Russia has just concluded the trial of Sergei Magnitsky and found him guilty of tax evasion. The judge declared that he would send Magnitsky to prison except for the fact that Magnitsky has been dead for four years. A cry went up in the West that this trial was reminiscent of the Stalin era, but it isn’t really because the victims of those show trials were still alive.

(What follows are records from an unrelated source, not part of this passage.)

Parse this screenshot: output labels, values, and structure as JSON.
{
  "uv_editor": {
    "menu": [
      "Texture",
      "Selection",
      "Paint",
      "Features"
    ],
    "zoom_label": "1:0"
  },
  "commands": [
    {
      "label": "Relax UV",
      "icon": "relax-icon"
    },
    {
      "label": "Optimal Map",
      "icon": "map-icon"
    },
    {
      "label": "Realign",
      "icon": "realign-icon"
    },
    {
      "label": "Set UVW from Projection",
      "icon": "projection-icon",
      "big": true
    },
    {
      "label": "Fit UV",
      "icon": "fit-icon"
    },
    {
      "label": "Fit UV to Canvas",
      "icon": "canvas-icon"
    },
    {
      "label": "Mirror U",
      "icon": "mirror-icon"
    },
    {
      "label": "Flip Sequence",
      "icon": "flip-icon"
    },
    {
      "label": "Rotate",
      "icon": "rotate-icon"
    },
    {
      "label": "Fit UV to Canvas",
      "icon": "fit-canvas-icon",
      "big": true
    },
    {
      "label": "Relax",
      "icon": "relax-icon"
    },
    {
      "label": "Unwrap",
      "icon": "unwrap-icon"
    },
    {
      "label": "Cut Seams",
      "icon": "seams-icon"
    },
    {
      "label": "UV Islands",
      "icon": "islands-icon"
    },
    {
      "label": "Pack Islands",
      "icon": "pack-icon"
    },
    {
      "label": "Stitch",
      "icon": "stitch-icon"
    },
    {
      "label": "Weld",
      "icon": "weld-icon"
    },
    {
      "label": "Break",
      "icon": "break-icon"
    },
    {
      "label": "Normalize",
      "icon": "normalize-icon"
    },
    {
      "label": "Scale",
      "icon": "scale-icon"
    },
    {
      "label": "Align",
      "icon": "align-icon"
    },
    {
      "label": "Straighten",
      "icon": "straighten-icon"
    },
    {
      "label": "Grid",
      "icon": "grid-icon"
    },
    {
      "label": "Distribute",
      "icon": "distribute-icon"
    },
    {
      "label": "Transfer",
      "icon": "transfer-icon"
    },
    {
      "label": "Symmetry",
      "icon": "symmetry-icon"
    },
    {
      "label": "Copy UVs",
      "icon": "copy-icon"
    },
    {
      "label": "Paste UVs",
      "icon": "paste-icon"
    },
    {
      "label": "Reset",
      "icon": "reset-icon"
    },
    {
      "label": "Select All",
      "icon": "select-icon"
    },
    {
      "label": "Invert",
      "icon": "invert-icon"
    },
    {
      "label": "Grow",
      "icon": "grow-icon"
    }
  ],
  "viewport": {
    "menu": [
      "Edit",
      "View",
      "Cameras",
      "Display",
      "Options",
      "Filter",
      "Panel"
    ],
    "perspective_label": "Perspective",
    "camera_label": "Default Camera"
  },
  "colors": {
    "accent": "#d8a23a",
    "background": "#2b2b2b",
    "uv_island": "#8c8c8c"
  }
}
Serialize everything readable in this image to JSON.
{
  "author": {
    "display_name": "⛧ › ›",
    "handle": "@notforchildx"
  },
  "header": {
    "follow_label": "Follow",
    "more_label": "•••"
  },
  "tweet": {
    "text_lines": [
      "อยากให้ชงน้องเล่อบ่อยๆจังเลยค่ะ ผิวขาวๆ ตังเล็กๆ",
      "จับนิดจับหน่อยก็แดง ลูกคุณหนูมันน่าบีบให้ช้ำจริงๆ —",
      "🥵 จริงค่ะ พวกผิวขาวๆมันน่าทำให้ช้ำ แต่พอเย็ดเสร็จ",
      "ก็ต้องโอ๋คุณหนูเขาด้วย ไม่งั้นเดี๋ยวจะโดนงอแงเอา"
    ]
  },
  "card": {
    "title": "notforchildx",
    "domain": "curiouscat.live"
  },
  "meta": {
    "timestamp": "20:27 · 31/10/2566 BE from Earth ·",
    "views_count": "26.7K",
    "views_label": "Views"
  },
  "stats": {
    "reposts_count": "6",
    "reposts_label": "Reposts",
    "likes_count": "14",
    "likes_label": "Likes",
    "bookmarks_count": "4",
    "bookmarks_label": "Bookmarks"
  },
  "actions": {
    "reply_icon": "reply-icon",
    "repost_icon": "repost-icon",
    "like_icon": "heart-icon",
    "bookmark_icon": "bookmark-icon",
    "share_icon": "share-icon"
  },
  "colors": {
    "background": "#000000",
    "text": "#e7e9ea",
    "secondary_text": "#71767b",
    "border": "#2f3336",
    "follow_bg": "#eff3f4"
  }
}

Magnitsky was a young lawyer who had caught out high officials robbing the state of the handsome sum of $230 million. So they had him arrested, put him in the Lubyanka, tortured, and killed him. That is certainly a straightforward continuation of Stalinism. Indescribable ghoulish and barbaric, the trial of a dead man surely couldn’t happen in other countries. The horror is quintessentially Russian and has been recorded and mocked 150 years ago in Nikolai Gogol’s great novel, Dead Souls. That is the tale of Chichikov, who in the days when there were serfs finds a way of getting rich by discovering those who have died and cutting deals with their former owners. A straight line goes from Chichikov to Magnitsky. A famous passage in the novel likens Russia to a troika speeding to God knows where. Vladimir Putin’s Russia is speeding there too.